- **Problem description**
Search the data for "icon" and copy every matching line.

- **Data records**
——————————
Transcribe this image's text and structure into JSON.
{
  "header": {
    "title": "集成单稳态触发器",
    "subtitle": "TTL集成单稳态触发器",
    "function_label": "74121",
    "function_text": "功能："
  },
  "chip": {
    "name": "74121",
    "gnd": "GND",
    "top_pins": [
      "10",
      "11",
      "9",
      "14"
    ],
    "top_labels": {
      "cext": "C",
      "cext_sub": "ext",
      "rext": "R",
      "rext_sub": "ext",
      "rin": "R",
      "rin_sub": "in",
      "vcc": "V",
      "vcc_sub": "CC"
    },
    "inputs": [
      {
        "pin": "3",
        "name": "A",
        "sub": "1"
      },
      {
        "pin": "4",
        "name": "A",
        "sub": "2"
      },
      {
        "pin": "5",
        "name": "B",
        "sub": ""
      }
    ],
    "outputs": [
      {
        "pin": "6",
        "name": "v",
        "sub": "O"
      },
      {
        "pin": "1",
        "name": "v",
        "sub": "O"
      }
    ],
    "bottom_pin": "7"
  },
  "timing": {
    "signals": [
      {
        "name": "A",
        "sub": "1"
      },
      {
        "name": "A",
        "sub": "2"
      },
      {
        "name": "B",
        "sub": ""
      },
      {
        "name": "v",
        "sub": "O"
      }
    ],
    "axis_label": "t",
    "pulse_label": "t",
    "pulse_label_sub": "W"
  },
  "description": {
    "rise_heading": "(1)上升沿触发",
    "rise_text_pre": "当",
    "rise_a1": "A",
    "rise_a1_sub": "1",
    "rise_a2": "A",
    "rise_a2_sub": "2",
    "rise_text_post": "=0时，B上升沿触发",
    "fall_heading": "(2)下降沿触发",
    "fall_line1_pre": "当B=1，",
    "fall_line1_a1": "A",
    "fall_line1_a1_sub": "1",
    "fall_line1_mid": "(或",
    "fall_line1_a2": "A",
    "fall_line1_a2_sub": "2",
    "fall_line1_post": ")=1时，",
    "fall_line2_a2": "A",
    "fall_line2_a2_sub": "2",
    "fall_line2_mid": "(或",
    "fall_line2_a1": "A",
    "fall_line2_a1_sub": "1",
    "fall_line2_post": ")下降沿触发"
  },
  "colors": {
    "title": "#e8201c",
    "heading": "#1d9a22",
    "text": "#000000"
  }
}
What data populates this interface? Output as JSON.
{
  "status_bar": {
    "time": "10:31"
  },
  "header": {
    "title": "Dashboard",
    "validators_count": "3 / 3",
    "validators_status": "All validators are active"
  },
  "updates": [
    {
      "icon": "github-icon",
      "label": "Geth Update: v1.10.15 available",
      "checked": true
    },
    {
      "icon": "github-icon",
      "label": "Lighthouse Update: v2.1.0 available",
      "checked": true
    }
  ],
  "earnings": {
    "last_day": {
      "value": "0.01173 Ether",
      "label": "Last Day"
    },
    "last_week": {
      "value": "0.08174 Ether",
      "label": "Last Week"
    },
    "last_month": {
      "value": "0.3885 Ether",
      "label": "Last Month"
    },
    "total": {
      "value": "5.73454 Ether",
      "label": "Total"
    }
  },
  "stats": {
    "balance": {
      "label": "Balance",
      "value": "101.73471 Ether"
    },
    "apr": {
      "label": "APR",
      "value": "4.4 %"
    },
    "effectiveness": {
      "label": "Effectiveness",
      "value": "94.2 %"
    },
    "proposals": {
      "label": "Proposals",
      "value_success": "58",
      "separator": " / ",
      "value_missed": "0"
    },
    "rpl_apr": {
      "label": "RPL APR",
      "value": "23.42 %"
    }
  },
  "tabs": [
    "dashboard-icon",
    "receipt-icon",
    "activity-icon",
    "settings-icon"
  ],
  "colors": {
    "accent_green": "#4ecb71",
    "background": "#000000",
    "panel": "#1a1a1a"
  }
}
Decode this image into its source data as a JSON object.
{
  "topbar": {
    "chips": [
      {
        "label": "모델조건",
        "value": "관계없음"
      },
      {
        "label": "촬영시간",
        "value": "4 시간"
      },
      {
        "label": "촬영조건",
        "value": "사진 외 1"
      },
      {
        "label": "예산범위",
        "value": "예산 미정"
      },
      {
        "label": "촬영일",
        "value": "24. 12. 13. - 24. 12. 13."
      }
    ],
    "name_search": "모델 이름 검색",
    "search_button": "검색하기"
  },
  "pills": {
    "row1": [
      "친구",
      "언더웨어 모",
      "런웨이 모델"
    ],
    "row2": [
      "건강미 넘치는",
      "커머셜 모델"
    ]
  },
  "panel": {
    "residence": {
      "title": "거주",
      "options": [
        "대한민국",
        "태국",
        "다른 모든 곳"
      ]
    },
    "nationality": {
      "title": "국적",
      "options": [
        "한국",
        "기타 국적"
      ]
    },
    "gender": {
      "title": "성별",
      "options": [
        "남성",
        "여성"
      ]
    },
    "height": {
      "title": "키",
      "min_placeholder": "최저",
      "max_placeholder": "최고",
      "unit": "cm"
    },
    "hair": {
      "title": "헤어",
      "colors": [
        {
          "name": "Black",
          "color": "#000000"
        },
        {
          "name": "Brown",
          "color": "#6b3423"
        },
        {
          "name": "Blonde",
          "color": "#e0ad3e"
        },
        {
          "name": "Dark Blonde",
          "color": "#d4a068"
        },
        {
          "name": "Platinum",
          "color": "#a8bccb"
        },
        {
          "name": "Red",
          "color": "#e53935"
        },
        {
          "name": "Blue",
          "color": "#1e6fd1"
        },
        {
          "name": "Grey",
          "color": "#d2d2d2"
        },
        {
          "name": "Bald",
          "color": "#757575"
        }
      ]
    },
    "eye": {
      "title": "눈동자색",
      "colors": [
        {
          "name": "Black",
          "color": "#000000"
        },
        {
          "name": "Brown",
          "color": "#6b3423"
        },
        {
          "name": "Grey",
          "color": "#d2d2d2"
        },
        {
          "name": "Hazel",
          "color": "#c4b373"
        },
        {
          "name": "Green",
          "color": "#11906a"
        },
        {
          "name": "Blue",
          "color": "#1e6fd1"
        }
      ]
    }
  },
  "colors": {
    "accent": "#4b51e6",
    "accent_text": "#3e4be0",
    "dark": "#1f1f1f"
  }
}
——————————
- **Answer space**
      "icon": "github-icon",
      "icon": "github-icon",
    "dashboard-icon",
    "receipt-icon",
    "activity-icon",
    "settings-icon"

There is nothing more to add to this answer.